Armored Core 6 will have 1v1 duels and 3v3 multiplayer that's like a 'mecha festival with metal flying everywhere'

Almost every arcade I've visited in Japan over the last decade had a floor dedicated almost exclusively to the latest iteration of the Gundam Versus series, a fighting game that seems to be carrying the entire Japanese arcade industry on its shoulders. It's essentially a 2v2, 3D arena fighter where you pick your Gundam, fly and dash through the air to dance around your opponents, and tap in button combos to do flashy moves. It's a frantic and overwhelming game to learn, which immediately came to mind when Italked to FromSoftware's developers about their plans for multiplayer in Armored Core 6, and they said the words "metal flying everywhere." 

Armored Core 6, like most games in FromSoftware's long-running (but also long-dormant) mecha series, is primarily singleplayer. In the story, you're a mercenary pawn of uncaring corporations vying for power, and every mission reinforces how little they give a shit about you. An oppressive haze hangs over you despite victory after victory, and that's the story and tone FromSoftware wanted to craft. Dark Souls has the same seriousness, but its multiplayer puts that tone on pause to deliver absolutely slapstick moments.

In Armored Core 6, it sounds like FromSoftware will be using multiplayer to revel in something just as pure and simple as comedy: Chaos.

"There is a PvP mode, online PvP that has both 1v1 and 3v3 matches. The idea behind the 3v3 is more of a 'mecha festival,' with metal flying everywhere," said director Masaru Yamamura. "We hope you can look forward to that."

Despite both being fast-paced mech games, Armored Core 6 and Gundam Versus don't actually play much alike. Gundam is much more of a fighting game, with an emphasis on multi-hit melee combos and a super meter that lets you unleash uber powerful attacks. The dozens of selectable Gundams in the game are essentially unique "characters." Armored Core, on the other hand, is all about mixing and matching parts on your mech, and instead of melee combos, you'll usually be mashing buttons to fire off reams of missiles, rockets, bullets and plasma blasts in rapid succession while trying to keep another nimble mech in your sights.

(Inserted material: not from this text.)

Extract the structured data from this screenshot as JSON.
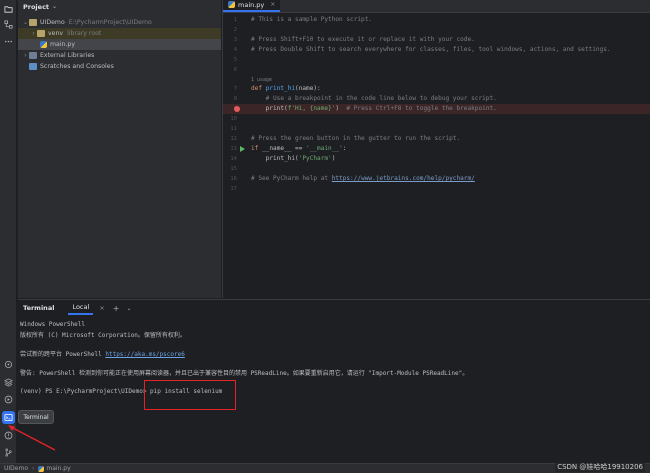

But one thing they have in common this time around is size. You can't have much of a festival with just two people—a huge part of what makes the Gundam Versus games exciting is that they're 2v2 fighters, with more opportunities for chaos than 1v1 face-offs. With a few exceptions over the years, Armored Core's multiplayer has been limited to 1v1. So while FromSoftware didn't go into detail about the 3v3 mode, I have a feeling it's gonna be gloriously over-the-top and unbalanced. That's how I want to play: the serious mecha pros can stick to their duels.

I asked Yamamura if, in the early stages of making Armored Core 6, the developers had played around with the idea of incorporating Dark Souls-style invasions into missions, where other players could suddenly pop up in your game.

"There were instances where we thought this might be interesting to incorporate, maybe other multiplayer elements, but at the end of the day we wanted this to be focused on the singleplayer experience first and foremost," Yamamura said. "We wanted to focus on that assembly aspect, and that experience of personalizing and assembling your AC, constantly optimizing yourself in response to these different situations. We wanted that to be the core focus, and we wanted the story to carry through that."

We should know more about Armored Core 6's multiplayer soon enough—the game launches on August 24.

Wes Fenlon
Senior Editor

Wes has been covering games and hardware for more than 10 years, first at tech sites like The Wirecutter and Tested before joining the PC Gamer team in 2014. Wes plays a little bit of everything, but he'll always jump at the chance to cover emulation and Japanese games.

When he's not obsessively optimizing and re-optimizing a tangle of conveyor belts in Satisfactory (it's really becoming a problem), he's probably playing a 20-year-old Final Fantasy or some opaque ASCII roguelike. With a focus on writing and editing features, he seeks out personal stories and in-depth histories from the corners of PC gaming and its niche communities. 50% pizza by volume (deep dish, to be specific).